The warm summer weather coupled with COVID-19 restrictions is motivating many people to get outdoors and enjoy nature. It is great to see this renewed interest in the natural environment and recognition of how important it is in our lives. However, we have all likely seen the news about how this increased human activity is affecting our natural areas; images of garbage on beaches, and overcrowded parks are popping up every week.
Here in the Fraser Valley we are extremely fortunate to have so much space available for us to explore and connect with nature. We must not forget that this space is also home to a wide variety of plants and animals, some of whom are at risk of extinction. One of these special creatures, the Western toad, is about to make its annual migration. Like many other aspects of our natural areas in the time of COVID-19, it is in danger of being loved to death…
The Fraser Valley Conservancy (FVC) has been working to protect amphibians in Chilliwack’s Ryder Lake area for over a decade, installing a “toad tunnel” under a busy road to allow safe passage for migrating frogs, toads, and salamanders. Five years after the tunnel has been installed the FVC continues to monitor the success of the tunnel during the annual summer Western toadlet migration. Mid-summer, thousands of tiny toadlets emerge from their natal wetland in search of a new forest home. Many make this journey safely thanks to the toad tunnel and drivers using the voluntary detour route. However, not all toadlets find the toad tunnel and are forced to cross the road. Sadly these toadlets are killed unintentionally by people trying to view the migration or not using the detour route. With increased traffic to the popular Elk Mountain trailhead, and people looking for new outdoor activities, road mortality for this year’s migrating toadlets may be worse than usual.
Please consider the challenges of conservation during COVID-19 when planning your summer activities this year. Most importantly, avoid traveling to Ryder Lake to view the toadlet migration. This year there are more concerns than ever, from maintaining safe social distancing for our staff and community members to the potential to disrupt this important ecological event. The Western toadlets are easily startled by humans simply observing them, causing them to waste crucial energy trying to flee. These toadlets are smaller than a dime, making them nearly impossible to see from a car.
We all find this mass migration event magical; this is one of the things that makes the Fraser Valley such a fantastic and biodiverse place to live. Please, help the FVC help the toads: this summer don’t love the toads to death! Follow the signed detour route during the migration.

Paper maps are available at the info sign at Ryder Lake Community board, 1.5 km up Elk View Road from the Bailey Road turn off.

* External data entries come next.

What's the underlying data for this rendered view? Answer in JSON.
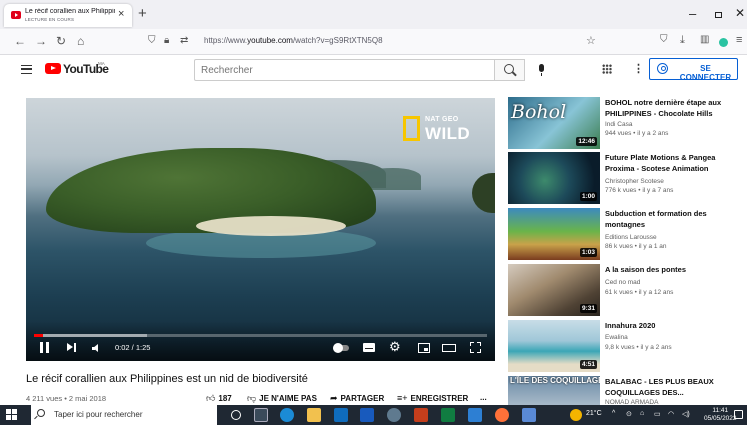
{
  "browser": {
    "tab_title": "Le récif corallien aux Philippines",
    "tab_subtitle": "LECTURE EN COURS",
    "tab_close": "×",
    "new_tab": "+",
    "url_prefix": "https://www.",
    "url_domain": "youtube.com",
    "url_path": "/watch?v=gS9RtXTN5Q8"
  },
  "header": {
    "logo_text": "YouTube",
    "country_code": "MA",
    "search_placeholder": "Rechercher",
    "more_glyph": "⋮",
    "signin_label": "SE CONNECTER"
  },
  "player": {
    "brand_line1": "NAT GEO",
    "brand_line2": "WILD",
    "time": "0:02 / 1:25",
    "progress": 0.02,
    "buffered": 0.25
  },
  "video": {
    "title": "Le récif corallien aux Philippines est un nid de biodiversité",
    "meta": "4 211 vues • 2 mai 2018",
    "likes": "187",
    "dislike_label": "JE N'AIME PAS",
    "share_label": "PARTAGER",
    "save_label": "ENREGISTRER",
    "more_label": "..."
  },
  "recommendations": [
    {
      "title": "BOHOL notre dernière étape aux PHILIPPINES - Chocolate Hills",
      "channel": "Indi Casa",
      "views": "944 vues • il y a 2 ans",
      "duration": "12:46",
      "thumb_caption": "Bohol"
    },
    {
      "title": "Future Plate Motions & Pangea Proxima - Scotese Animation",
      "channel": "Christopher Scotese",
      "views": "776 k vues • il y a 7 ans",
      "duration": "1:00",
      "thumb_caption": ""
    },
    {
      "title": "Subduction et formation des montagnes",
      "channel": "Editions Larousse",
      "views": "86 k vues • il y a 1 an",
      "duration": "1:03",
      "thumb_caption": ""
    },
    {
      "title": "A la saison des pontes",
      "channel": "Ced no mad",
      "views": "61 k vues • il y a 12 ans",
      "duration": "9:31",
      "thumb_caption": ""
    },
    {
      "title": "Innahura 2020",
      "channel": "Ewalina",
      "views": "9,8 k vues • il y a 2 ans",
      "duration": "4:51",
      "thumb_caption": ""
    },
    {
      "title": "BALABAC - LES PLUS BEAUX COQUILLAGES DES...",
      "channel": "NOMAD ARMADA",
      "views": "",
      "duration": "",
      "thumb_caption": "L'ÎLE DES COQUILLAGES"
    }
  ],
  "taskbar": {
    "search_label": "Taper ici pour rechercher",
    "weather": "21°C",
    "time": "11:41",
    "date": "05/05/2022"
  }
}
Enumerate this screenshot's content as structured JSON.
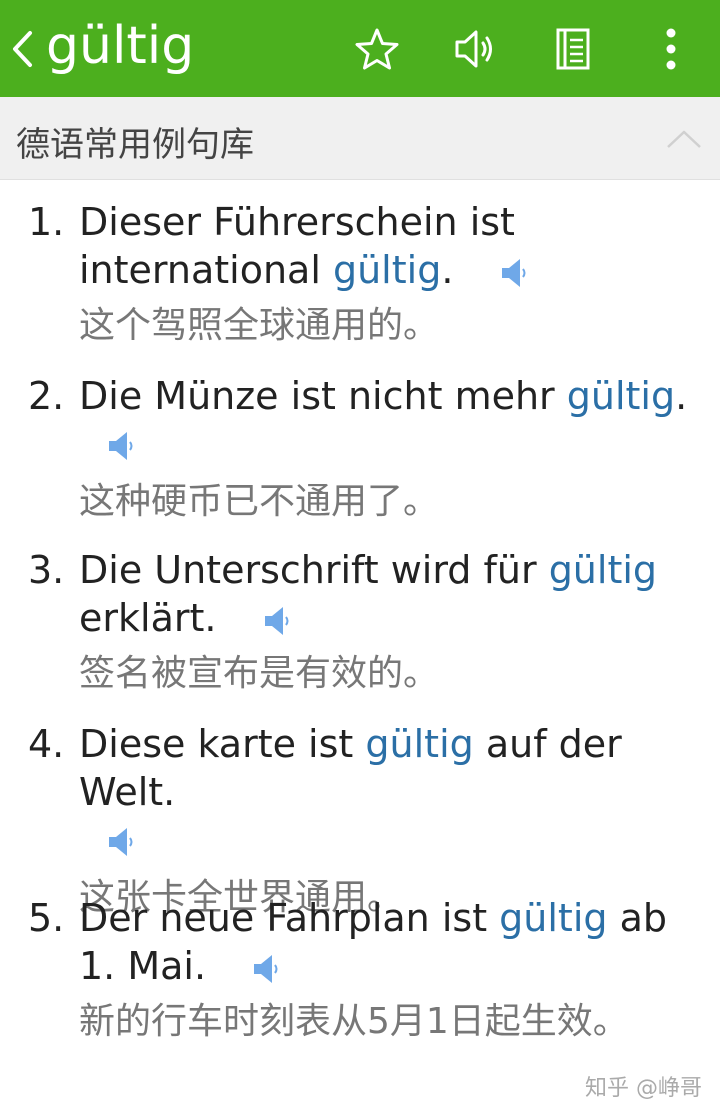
{
  "appbar": {
    "title": "gültig",
    "icons": [
      "back-chevron-icon",
      "star-icon",
      "speaker-icon",
      "notebook-icon",
      "more-vert-icon"
    ],
    "color": "#4caf1e"
  },
  "section": {
    "title": "德语常用例句库",
    "icon": "chevron-up-icon"
  },
  "examples": [
    {
      "num": "1.",
      "pre": "Dieser Führerschein ist international ",
      "kw": "gültig",
      "post": ".",
      "zh": "这个驾照全球通用的。"
    },
    {
      "num": "2.",
      "pre": "Die Münze ist nicht mehr ",
      "kw": "gültig",
      "post": ".",
      "zh": "这种硬币已不通用了。"
    },
    {
      "num": "3.",
      "pre": "Die Unterschrift wird für ",
      "kw": "gültig",
      "post": " erklärt.",
      "zh": "签名被宣布是有效的。"
    },
    {
      "num": "4.",
      "pre": "Diese karte ist ",
      "kw": "gültig",
      "post": " auf der Welt.",
      "zh": "这张卡全世界通用。"
    },
    {
      "num": "5.",
      "pre": "Der neue Fahrplan ist ",
      "kw": "gültig",
      "post": " ab 1. Mai.",
      "zh": "新的行车时刻表从5月1日起生效。"
    }
  ],
  "watermark": "知乎 @峥哥",
  "colors": {
    "keyword": "#2b6fa6",
    "speaker": "#6fa8e8"
  }
}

This project is made possible by the generous support of our donors as well as grants from the Habitat Conservation Trust Foundation and Environment and Climate Change Canada’s Habitat Stewardship Program.